Verywell Mind uses only high-quality sources, including peer-reviewed studies, to support the facts within our articles. Read our editorial process to learn more about how we fact-check and keep our content accurate, reliable, and trustworthy.
  1. Persistent Depressive Disorder. U.S. National Library of Medicine. Reviewed July 8, 2018.

  2. Depression. National Institute of Mental Health. Revised February 2018.

  3. Melrose S. Persistent depressive disorder or dysthymia: An overview of assessment and treatment approachesOpen Journal of Depression. 2017;06(01):1-13. doi:10.4236/ojd.2017.61001
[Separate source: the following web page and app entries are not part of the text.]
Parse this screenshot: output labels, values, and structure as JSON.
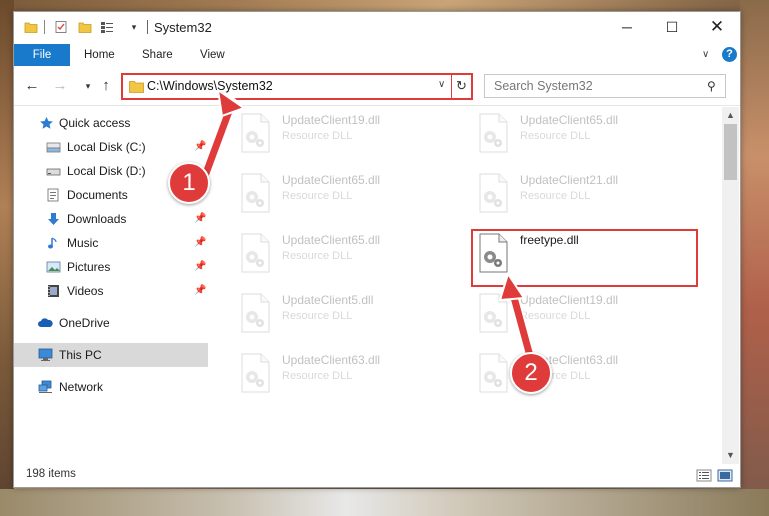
{
  "window": {
    "title": "System32",
    "controls": {
      "minimize": "─",
      "maximize": "☐",
      "close": "✕"
    }
  },
  "ribbon": {
    "tabs": [
      "File",
      "Home",
      "Share",
      "View"
    ],
    "expand_glyph": "∨",
    "help_glyph": "?"
  },
  "nav": {
    "back_glyph": "←",
    "forward_glyph": "→",
    "recent_glyph": "▾",
    "up_glyph": "↑",
    "address": "C:\\Windows\\System32",
    "address_dropdown_glyph": "∨",
    "refresh_glyph": "↻",
    "search_placeholder": "Search System32",
    "search_glyph": "⚲"
  },
  "sidebar": {
    "items": [
      {
        "label": "Quick access",
        "icon": "star-icon",
        "pinned": false
      },
      {
        "label": "Local Disk (C:)",
        "icon": "drive-icon",
        "pinned": true
      },
      {
        "label": "Local Disk (D:)",
        "icon": "drive-icon",
        "pinned": true
      },
      {
        "label": "Documents",
        "icon": "documents-icon",
        "pinned": true
      },
      {
        "label": "Downloads",
        "icon": "download-icon",
        "pinned": true
      },
      {
        "label": "Music",
        "icon": "music-icon",
        "pinned": true
      },
      {
        "label": "Pictures",
        "icon": "pictures-icon",
        "pinned": true
      },
      {
        "label": "Videos",
        "icon": "videos-icon",
        "pinned": true
      },
      {
        "label": "OneDrive",
        "icon": "cloud-icon",
        "pinned": false
      },
      {
        "label": "This PC",
        "icon": "computer-icon",
        "pinned": false,
        "selected": true
      },
      {
        "label": "Network",
        "icon": "network-icon",
        "pinned": false
      }
    ],
    "pin_glyph": "📌"
  },
  "files": [
    {
      "name": "UpdateClient19.dll",
      "type": "Resource DLL",
      "faded": true
    },
    {
      "name": "UpdateClient65.dll",
      "type": "Resource DLL",
      "faded": true
    },
    {
      "name": "UpdateClient65.dll",
      "type": "Resource DLL",
      "faded": true
    },
    {
      "name": "UpdateClient21.dll",
      "type": "Resource DLL",
      "faded": true
    },
    {
      "name": "UpdateClient65.dll",
      "type": "Resource DLL",
      "faded": true
    },
    {
      "name": "freetype.dll",
      "type": "",
      "faded": false,
      "highlighted": true
    },
    {
      "name": "UpdateClient5.dll",
      "type": "Resource DLL",
      "faded": true
    },
    {
      "name": "UpdateClient19.dll",
      "type": "Resource DLL",
      "faded": true
    },
    {
      "name": "UpdateClient63.dll",
      "type": "Resource DLL",
      "faded": true
    },
    {
      "name": "UpdateClient63.dll",
      "type": "Resource DLL",
      "faded": true
    }
  ],
  "status": {
    "item_count": "198 items"
  },
  "callouts": [
    "1",
    "2"
  ],
  "colors": {
    "accent": "#1979ca",
    "annotation_red": "#e03b3b",
    "folder_yellow": "#f3c545"
  }
}
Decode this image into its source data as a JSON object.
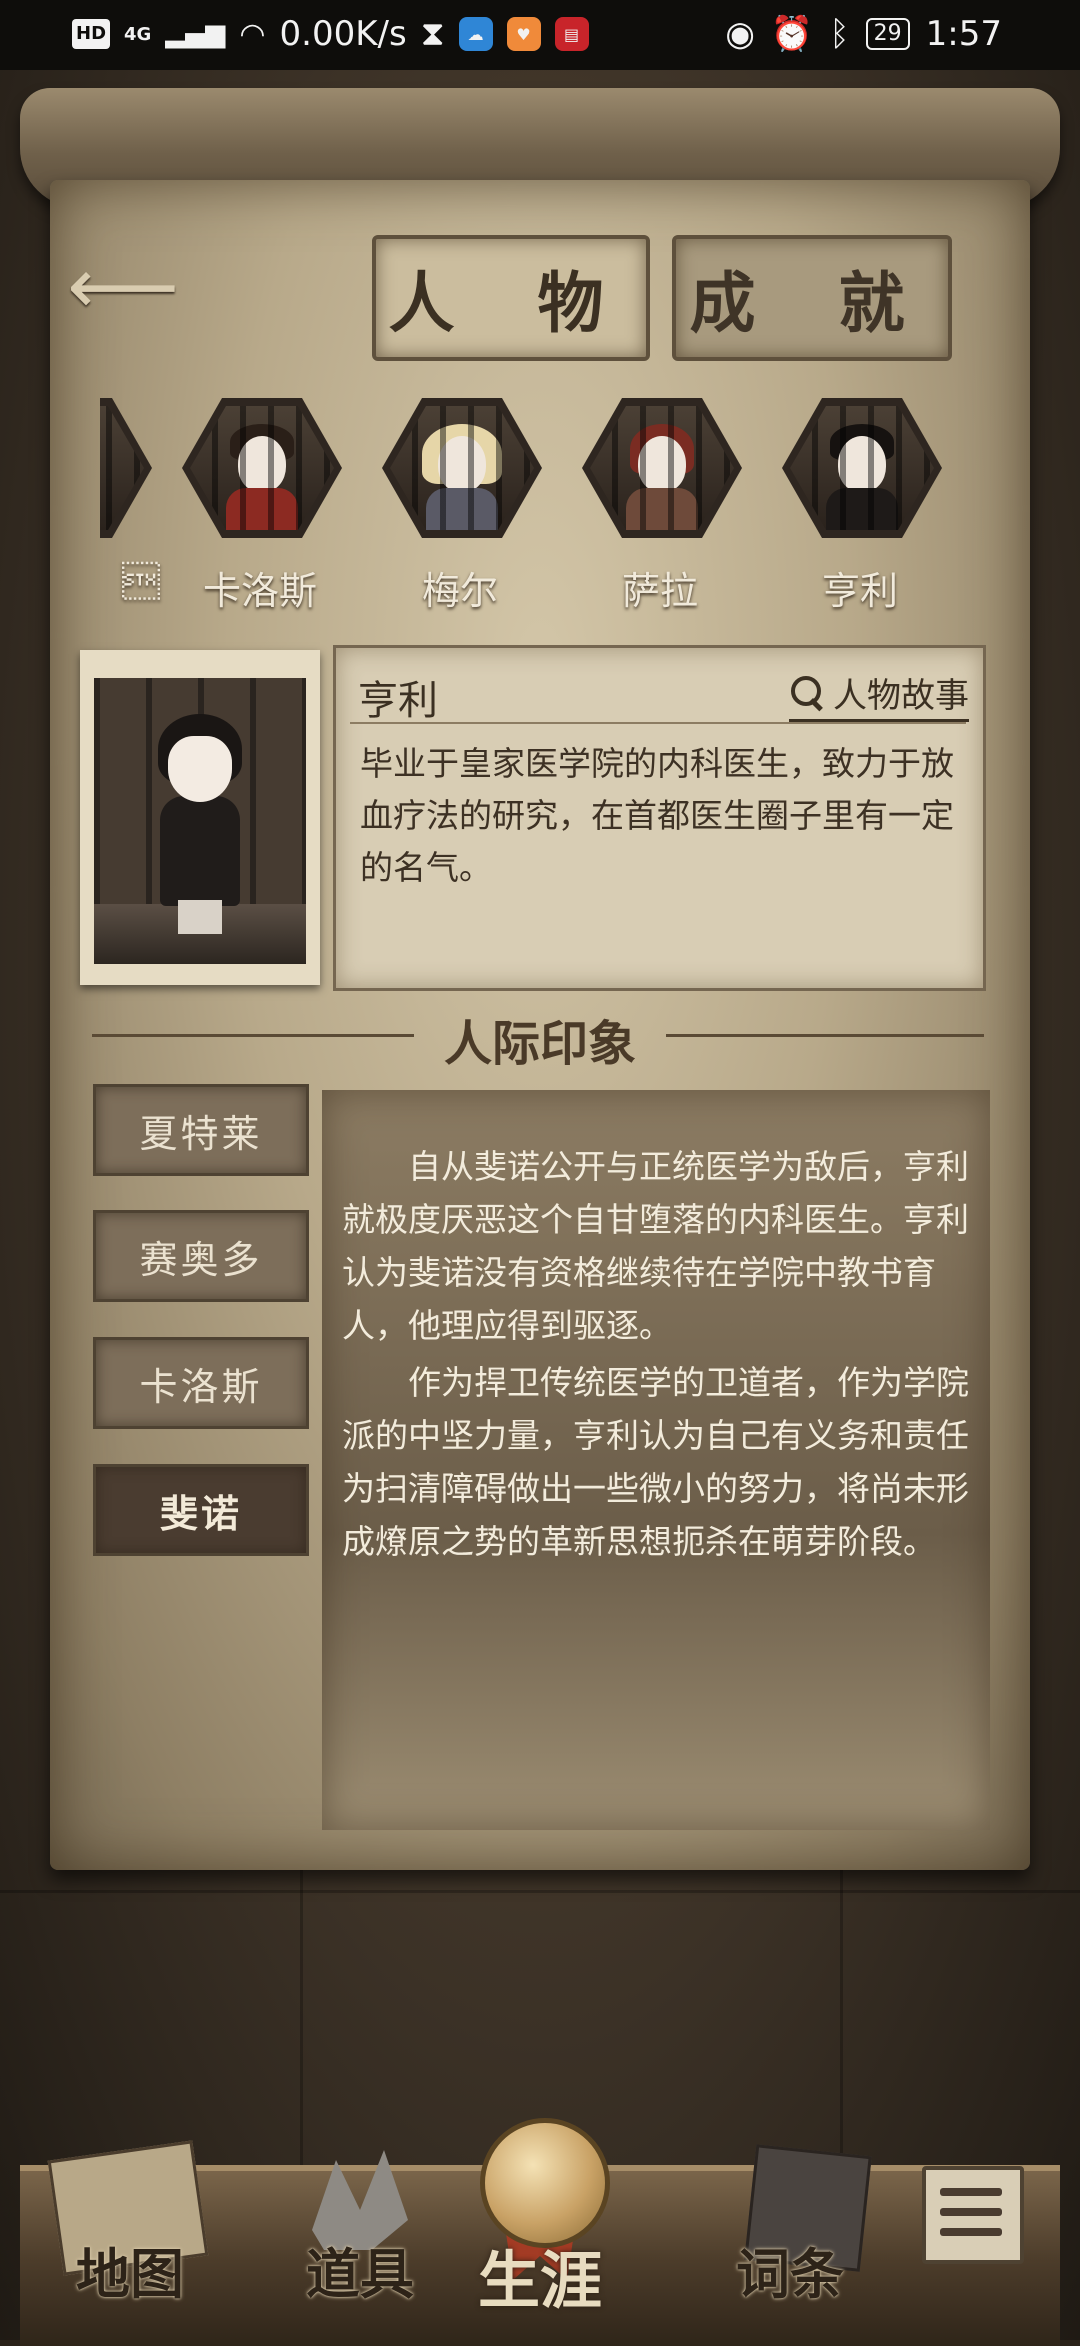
{
  "status_bar": {
    "hd": "HD",
    "network": "4G",
    "speed": "0.00K/s",
    "battery": "29",
    "time": "1:57"
  },
  "tabs": [
    {
      "label": "人 物",
      "active": true
    },
    {
      "label": "成 就",
      "active": false
    }
  ],
  "characters": [
    {
      "name": "\u0002",
      "partial": true
    },
    {
      "name": "卡洛斯"
    },
    {
      "name": "梅尔"
    },
    {
      "name": "萨拉"
    },
    {
      "name": "亨利",
      "selected": true
    }
  ],
  "profile": {
    "name": "亨利",
    "story_link": "人物故事",
    "description": "毕业于皇家医学院的内科医生，致力于放血疗法的研究，在首都医生圈子里有一定的名气。"
  },
  "relations": {
    "title": "人际印象",
    "items": [
      {
        "label": "夏特莱",
        "active": false
      },
      {
        "label": "赛奥多",
        "active": false
      },
      {
        "label": "卡洛斯",
        "active": false
      },
      {
        "label": "斐诺",
        "active": true
      }
    ],
    "paragraphs": [
      "自从斐诺公开与正统医学为敌后，亨利就极度厌恶这个自甘堕落的内科医生。亨利认为斐诺没有资格继续待在学院中教书育人，他理应得到驱逐。",
      "作为捍卫传统医学的卫道者，作为学院派的中坚力量，亨利认为自己有义务和责任为扫清障碍做出一些微小的努力，将尚未形成燎原之势的革新思想扼杀在萌芽阶段。"
    ]
  },
  "nav": {
    "map": "地图",
    "items": "道具",
    "career": "生涯",
    "glossary": "词条"
  },
  "colors": {
    "parchment": "#cbbd9e",
    "ink": "#3b3022",
    "active_tab": "#4a3c30"
  }
}
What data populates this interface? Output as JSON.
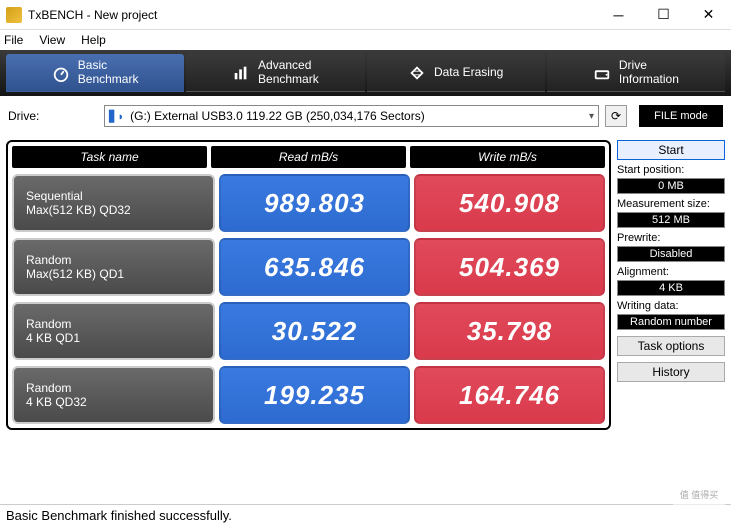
{
  "window": {
    "title": "TxBENCH - New project"
  },
  "menu": {
    "file": "File",
    "view": "View",
    "help": "Help"
  },
  "tabs": {
    "basic": "Basic\nBenchmark",
    "advanced": "Advanced\nBenchmark",
    "erase": "Data Erasing",
    "drive": "Drive\nInformation"
  },
  "drive": {
    "label": "Drive:",
    "value": "(G:) External USB3.0  119.22 GB (250,034,176 Sectors)",
    "mode": "FILE mode"
  },
  "headers": {
    "task": "Task name",
    "read": "Read mB/s",
    "write": "Write mB/s"
  },
  "rows": [
    {
      "name1": "Sequential",
      "name2": "Max(512 KB) QD32",
      "read": "989.803",
      "write": "540.908"
    },
    {
      "name1": "Random",
      "name2": "Max(512 KB) QD1",
      "read": "635.846",
      "write": "504.369"
    },
    {
      "name1": "Random",
      "name2": "4 KB QD1",
      "read": "30.522",
      "write": "35.798"
    },
    {
      "name1": "Random",
      "name2": "4 KB QD32",
      "read": "199.235",
      "write": "164.746"
    }
  ],
  "side": {
    "start": "Start",
    "startpos_lbl": "Start position:",
    "startpos": "0 MB",
    "msize_lbl": "Measurement size:",
    "msize": "512 MB",
    "prewrite_lbl": "Prewrite:",
    "prewrite": "Disabled",
    "align_lbl": "Alignment:",
    "align": "4 KB",
    "wdata_lbl": "Writing data:",
    "wdata": "Random number",
    "taskopt": "Task options",
    "history": "History"
  },
  "status": "Basic Benchmark finished successfully.",
  "watermark": "值 值得买"
}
  4. Patel RK, Rose GM. Persistent depressive disorder (dysthymia). Diagnostic and Statistical Manual of Mental Disorders. 5th ed. Arlington, VA: American Psychiatric Publishing; 2013;168-171.